I look forward to the first day that I can smell fall. It is usually around the middle of September and it is early in the morning when I get up to let Snowy out. It is just getting light and there might be a very light frost and it is crisp and a little chilly. It smells like the early morning at a camp site in the 1000 Islands after a late night of campfires. It feels like I should be standing on my front porch with my hands cupped around a big mug of steaming coffee, just like in the commericals. But I don't like coffee so I will settle for hot cocoa. For me this marks the end of summer and the beginning of cleaning up and closing up for the colder months to come.

Fall in the Yard

Sorry It's Been So Long

It's been a long time since my last post - sorry to those who read this. Things have been crazy here at the homestead.

First the hot water tank went and we needed to bite the bullet and get a new one. We tried to get the most efficent one possible and it works well but it took a bit more out of the budget than we would have liked. I guess I was just under the impression that hot water tanks were supposed to last a long time, like longer than 20 years.

And fall is finally here - the beautiful leaves, the crisp chilly weather, and the massive amounts of yard and garden clean up. Most of it will end up in the compost but a few things, like the Chinese Lanterns and maybe some sedum, will be dried and used for decoration in the house. The beans that I left on the vine are all nice and dry now so they will be saved to plant next year. We really enjoy the purple pole bean, so I think I am going to plant more rows next season.

Part of the before mentioned fall clean up included cleaning up the remains of the trumpet vine that used to be growing up the side of the barn. My loving husband, patient and wise as he is, decided that he was tired of having the vine growing into the tracks of the big sliding doors of the barn. After having quite a time opening the closing the doors to get the trailer out the other day, I looked out the kitchen window to see the trumpet vine waving wildly in the air and crashing to the ground. This was no ordinary vine - it was BIG - about 3 inches in diameter at the base. And now it is gone. I yelled and complained and my husband explained that he was tired of that vine knocking the door off the track. So, today I cut the rest of the stump and carted off the remains. There is another vine, almost just as big, growing up the other side of the barn where the is no door so I am very happy to report that this vine will live a long and productive life.

There are a few flowers trying to give one last showing before the snow starts flying. I have one very pretty little yellow rose and a few wayward poppies in the garden, as well as a small branch of little white climbing roses.
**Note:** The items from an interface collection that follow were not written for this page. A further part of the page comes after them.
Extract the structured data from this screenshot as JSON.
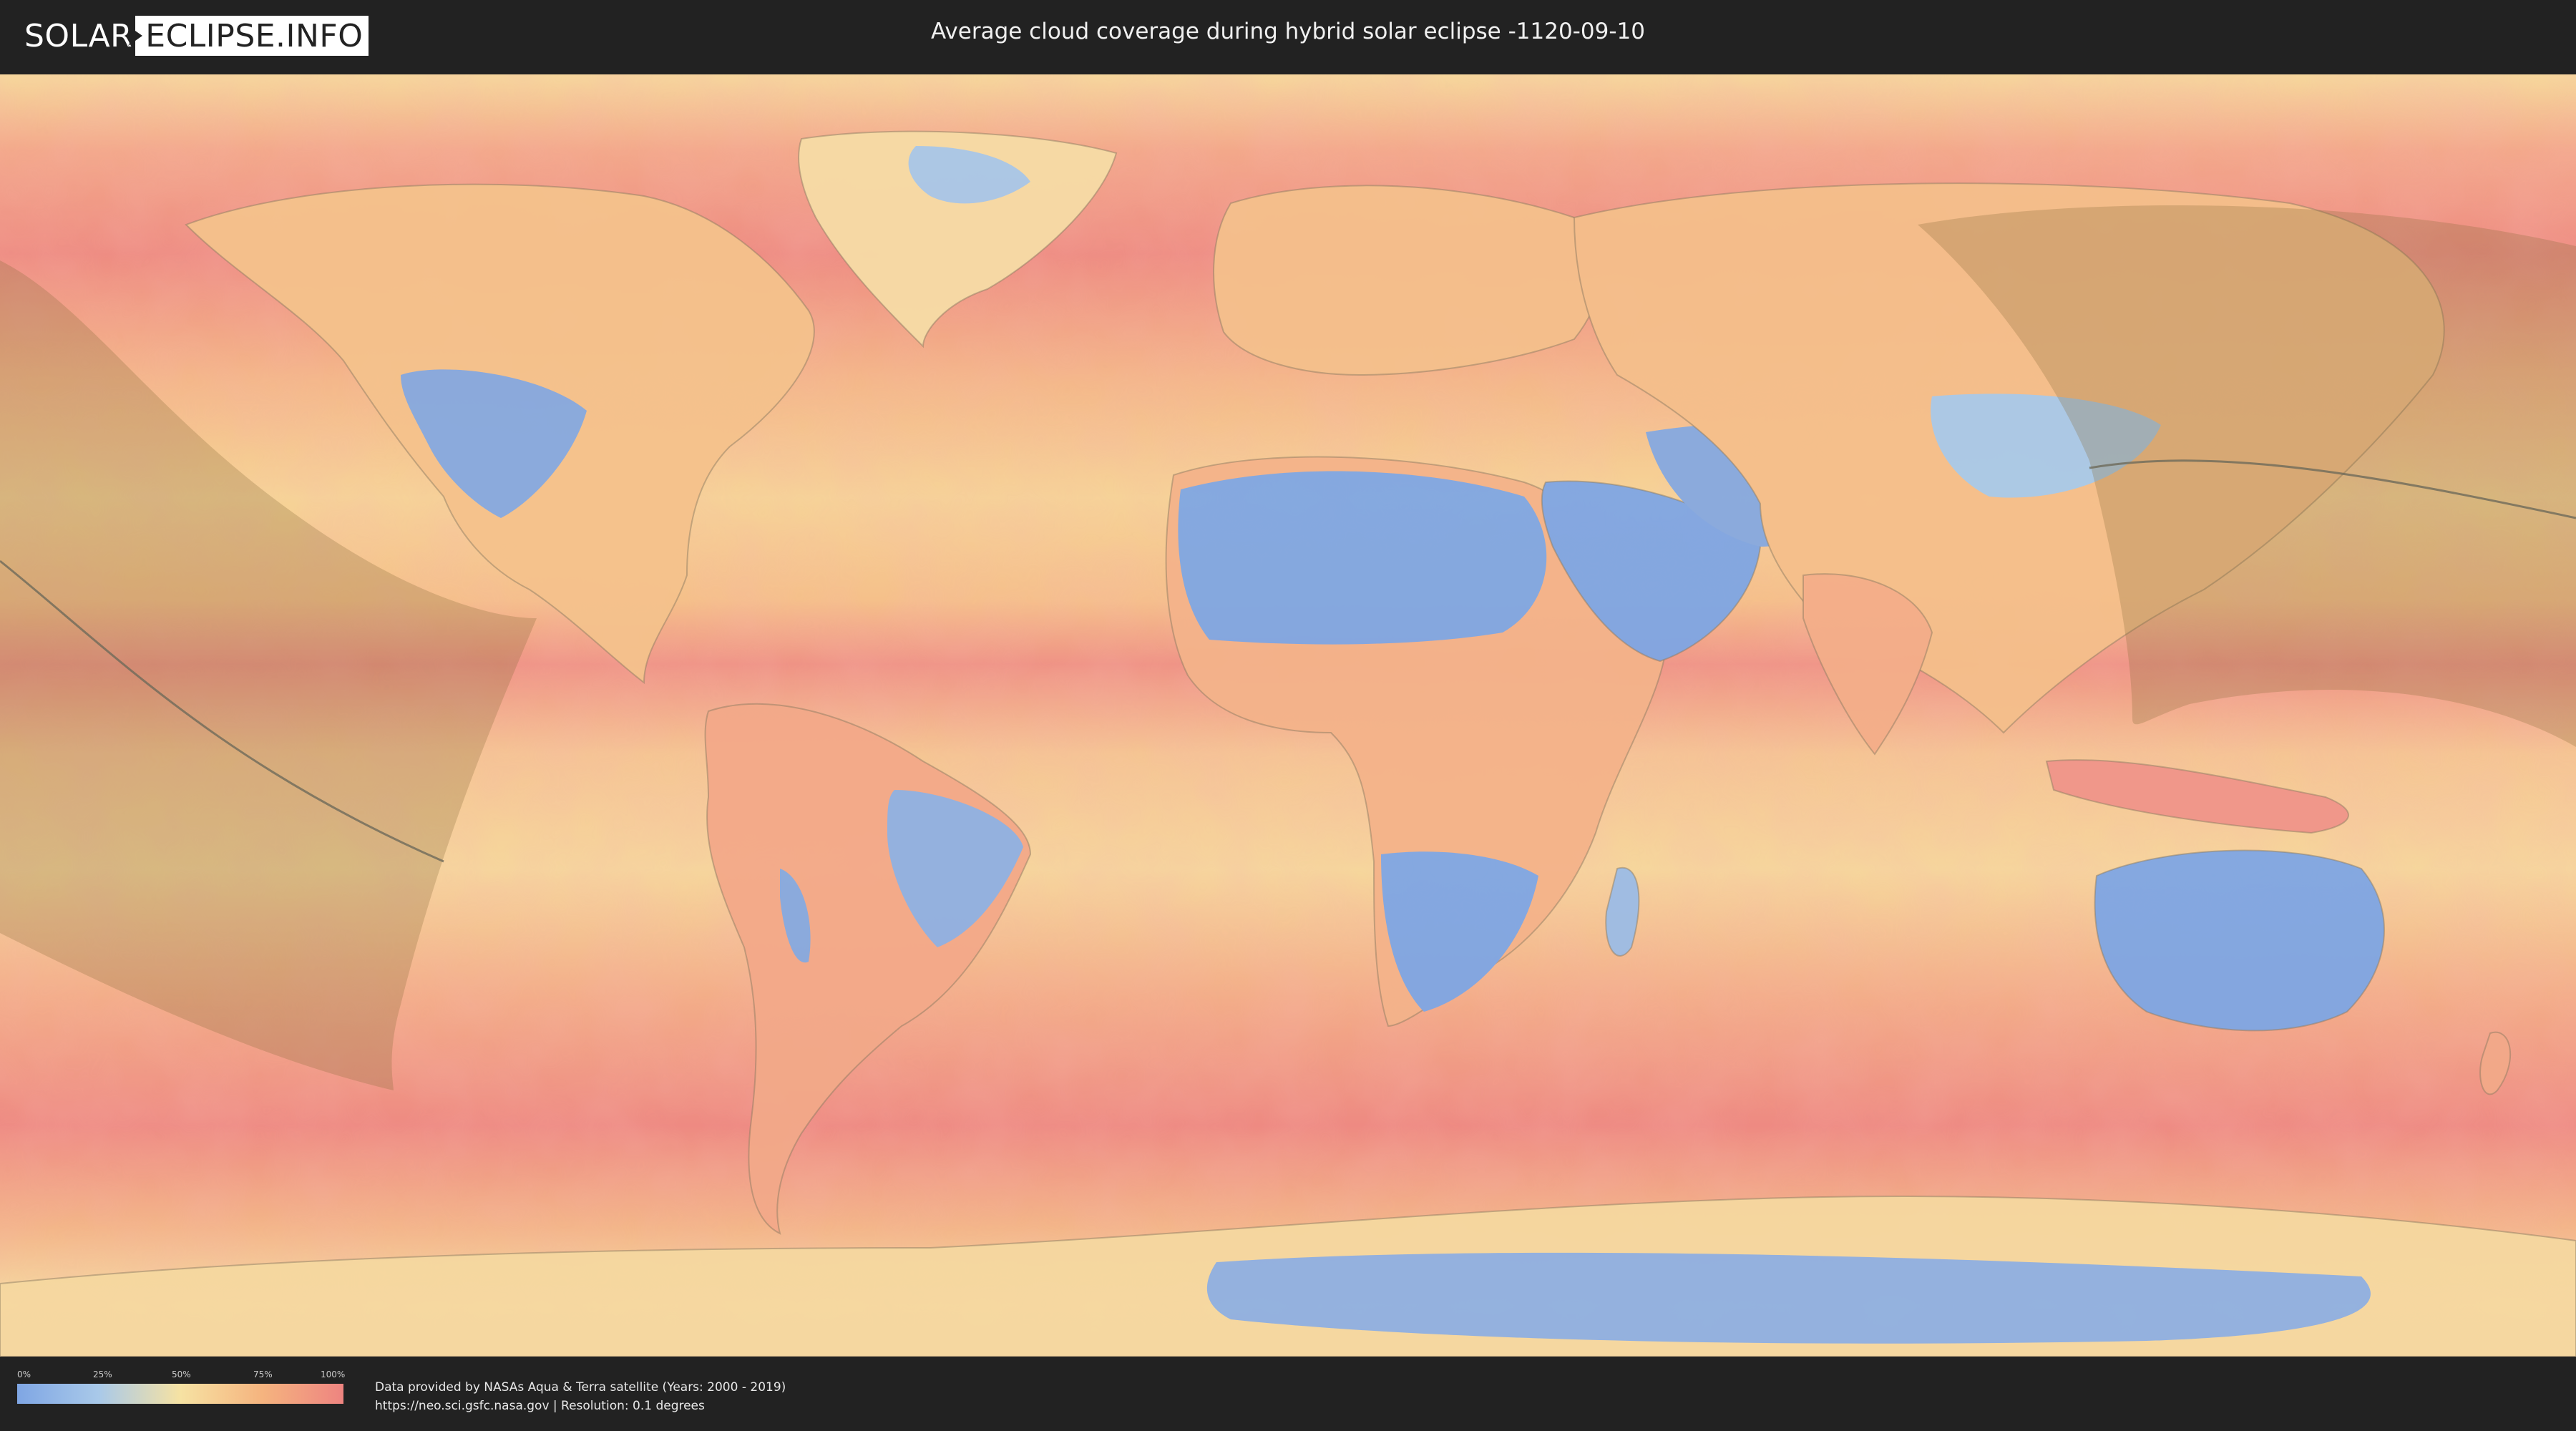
{
  "header": {
    "logo_part1": "SOLAR",
    "logo_part2": "ECLIPSE.INFO",
    "title": "Average cloud coverage during hybrid solar eclipse -1120-09-10"
  },
  "legend": {
    "ticks": [
      "0%",
      "25%",
      "50%",
      "75%",
      "100%"
    ],
    "colors": [
      "#7fa6e4",
      "#a9c9e9",
      "#f6e2a3",
      "#f5b47f",
      "#ee8480"
    ]
  },
  "credits": {
    "line1": "Data provided by NASAs Aqua & Terra satellite (Years: 2000 - 2019)",
    "line2": "https://neo.sci.gsfc.nasa.gov | Resolution: 0.1 degrees"
  },
  "map": {
    "colors": {
      "clear": "#7fa6e4",
      "low": "#a9c9e9",
      "mid": "#f6e2a3",
      "high": "#f5b47f",
      "overcast": "#ee8480",
      "eclipse_shadow": "#8a6a3a"
    },
    "icons": [
      "sun-icon"
    ]
  }
}
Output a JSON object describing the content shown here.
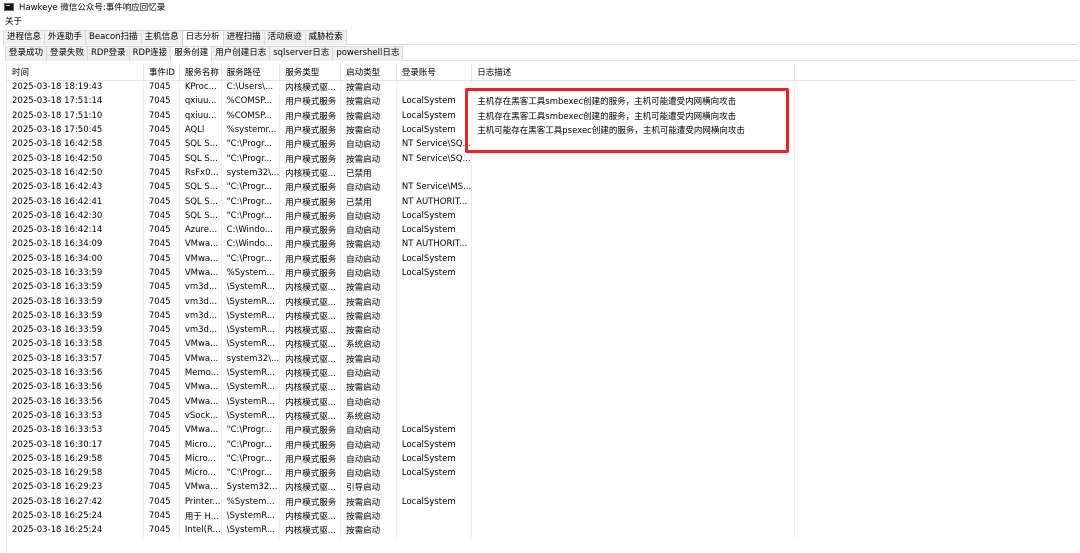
{
  "window": {
    "title": "Hawkeye 微信公众号:事件响应回忆录"
  },
  "menu": {
    "about": "关于"
  },
  "main_tabs": [
    {
      "label": "进程信息",
      "active": false
    },
    {
      "label": "外连助手",
      "active": false
    },
    {
      "label": "Beacon扫描",
      "active": false
    },
    {
      "label": "主机信息",
      "active": false
    },
    {
      "label": "日志分析",
      "active": true
    },
    {
      "label": "进程扫描",
      "active": false
    },
    {
      "label": "活动痕迹",
      "active": false
    },
    {
      "label": "威胁检索",
      "active": false
    }
  ],
  "sub_tabs": [
    {
      "label": "登录成功",
      "active": false
    },
    {
      "label": "登录失败",
      "active": false
    },
    {
      "label": "RDP登录",
      "active": false
    },
    {
      "label": "RDP连接",
      "active": false
    },
    {
      "label": "服务创建",
      "active": true
    },
    {
      "label": "用户创建日志",
      "active": false
    },
    {
      "label": "sqlserver日志",
      "active": false
    },
    {
      "label": "powershell日志",
      "active": false
    }
  ],
  "table": {
    "columns": [
      "时间",
      "事件ID",
      "服务名称",
      "服务路径",
      "服务类型",
      "启动类型",
      "登录账号",
      "日志描述"
    ],
    "rows": [
      [
        "2025-03-18 18:19:43",
        "7045",
        "KProc...",
        "C:\\Users\\...",
        "内核模式驱...",
        "按需启动",
        "",
        ""
      ],
      [
        "2025-03-18 17:51:14",
        "7045",
        "qxiuu...",
        "%COMSP...",
        "用户模式服务",
        "按需启动",
        "LocalSystem",
        "主机存在黑客工具smbexec创建的服务，主机可能遭受内网横向攻击"
      ],
      [
        "2025-03-18 17:51:10",
        "7045",
        "qxiuu...",
        "%COMSP...",
        "用户模式服务",
        "按需启动",
        "LocalSystem",
        "主机存在黑客工具smbexec创建的服务，主机可能遭受内网横向攻击"
      ],
      [
        "2025-03-18 17:50:45",
        "7045",
        "AQLl",
        "%systemr...",
        "用户模式服务",
        "按需启动",
        "LocalSystem",
        "主机可能存在黑客工具psexec创建的服务，主机可能遭受内网横向攻击"
      ],
      [
        "2025-03-18 16:42:58",
        "7045",
        "SQL S...",
        "\"C:\\Progr...",
        "用户模式服务",
        "自动启动",
        "NT Service\\SQ...",
        ""
      ],
      [
        "2025-03-18 16:42:50",
        "7045",
        "SQL S...",
        "\"C:\\Progr...",
        "用户模式服务",
        "按需启动",
        "NT Service\\SQ...",
        ""
      ],
      [
        "2025-03-18 16:42:50",
        "7045",
        "RsFx0...",
        "system32\\...",
        "内核模式驱...",
        "已禁用",
        "",
        ""
      ],
      [
        "2025-03-18 16:42:43",
        "7045",
        "SQL S...",
        "\"C:\\Progr...",
        "用户模式服务",
        "自动启动",
        "NT Service\\MS...",
        ""
      ],
      [
        "2025-03-18 16:42:41",
        "7045",
        "SQL S...",
        "\"C:\\Progr...",
        "用户模式服务",
        "已禁用",
        "NT AUTHORIT...",
        ""
      ],
      [
        "2025-03-18 16:42:30",
        "7045",
        "SQL S...",
        "\"C:\\Progr...",
        "用户模式服务",
        "自动启动",
        "LocalSystem",
        ""
      ],
      [
        "2025-03-18 16:42:14",
        "7045",
        "Azure...",
        "C:\\Windo...",
        "用户模式服务",
        "自动启动",
        "LocalSystem",
        ""
      ],
      [
        "2025-03-18 16:34:09",
        "7045",
        "VMwa...",
        "C:\\Windo...",
        "用户模式服务",
        "按需启动",
        "NT AUTHORIT...",
        ""
      ],
      [
        "2025-03-18 16:34:00",
        "7045",
        "VMwa...",
        "\"C:\\Progr...",
        "用户模式服务",
        "自动启动",
        "LocalSystem",
        ""
      ],
      [
        "2025-03-18 16:33:59",
        "7045",
        "VMwa...",
        "%System...",
        "用户模式服务",
        "自动启动",
        "LocalSystem",
        ""
      ],
      [
        "2025-03-18 16:33:59",
        "7045",
        "vm3d...",
        "\\SystemR...",
        "内核模式驱...",
        "按需启动",
        "",
        ""
      ],
      [
        "2025-03-18 16:33:59",
        "7045",
        "vm3d...",
        "\\SystemR...",
        "内核模式驱...",
        "按需启动",
        "",
        ""
      ],
      [
        "2025-03-18 16:33:59",
        "7045",
        "vm3d...",
        "\\SystemR...",
        "内核模式驱...",
        "按需启动",
        "",
        ""
      ],
      [
        "2025-03-18 16:33:59",
        "7045",
        "vm3d...",
        "\\SystemR...",
        "内核模式驱...",
        "按需启动",
        "",
        ""
      ],
      [
        "2025-03-18 16:33:58",
        "7045",
        "VMwa...",
        "\\SystemR...",
        "内核模式驱...",
        "系统启动",
        "",
        ""
      ],
      [
        "2025-03-18 16:33:57",
        "7045",
        "VMwa...",
        "system32\\...",
        "内核模式驱...",
        "按需启动",
        "",
        ""
      ],
      [
        "2025-03-18 16:33:56",
        "7045",
        "Memo...",
        "\\SystemR...",
        "内核模式驱...",
        "自动启动",
        "",
        ""
      ],
      [
        "2025-03-18 16:33:56",
        "7045",
        "VMwa...",
        "\\SystemR...",
        "内核模式驱...",
        "按需启动",
        "",
        ""
      ],
      [
        "2025-03-18 16:33:56",
        "7045",
        "VMwa...",
        "\\SystemR...",
        "内核模式驱...",
        "自动启动",
        "",
        ""
      ],
      [
        "2025-03-18 16:33:53",
        "7045",
        "vSock...",
        "\\SystemR...",
        "内核模式驱...",
        "系统启动",
        "",
        ""
      ],
      [
        "2025-03-18 16:33:53",
        "7045",
        "VMwa...",
        "\"C:\\Progr...",
        "用户模式服务",
        "自动启动",
        "LocalSystem",
        ""
      ],
      [
        "2025-03-18 16:30:17",
        "7045",
        "Micro...",
        "\"C:\\Progr...",
        "用户模式服务",
        "自动启动",
        "LocalSystem",
        ""
      ],
      [
        "2025-03-18 16:29:58",
        "7045",
        "Micro...",
        "\"C:\\Progr...",
        "用户模式服务",
        "自动启动",
        "LocalSystem",
        ""
      ],
      [
        "2025-03-18 16:29:58",
        "7045",
        "Micro...",
        "\"C:\\Progr...",
        "用户模式服务",
        "自动启动",
        "LocalSystem",
        ""
      ],
      [
        "2025-03-18 16:29:23",
        "7045",
        "VMwa...",
        "System32...",
        "内核模式驱...",
        "引导启动",
        "",
        ""
      ],
      [
        "2025-03-18 16:27:42",
        "7045",
        "Printer...",
        "%System...",
        "用户模式服务",
        "按需启动",
        "LocalSystem",
        ""
      ],
      [
        "2025-03-18 16:25:24",
        "7045",
        "用于 H...",
        "\\SystemR...",
        "内核模式驱...",
        "按需启动",
        "",
        ""
      ],
      [
        "2025-03-18 16:25:24",
        "7045",
        "Intel(R...",
        "\\SystemR...",
        "内核模式驱...",
        "按需启动",
        "",
        ""
      ]
    ]
  },
  "highlight": {
    "color": "#e8212b"
  }
}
It is always nice to see flowers still trying to make a go of it when the leaves around them are red and yellow and brilliant orange. There has been one hard frost here but they seem to have survived.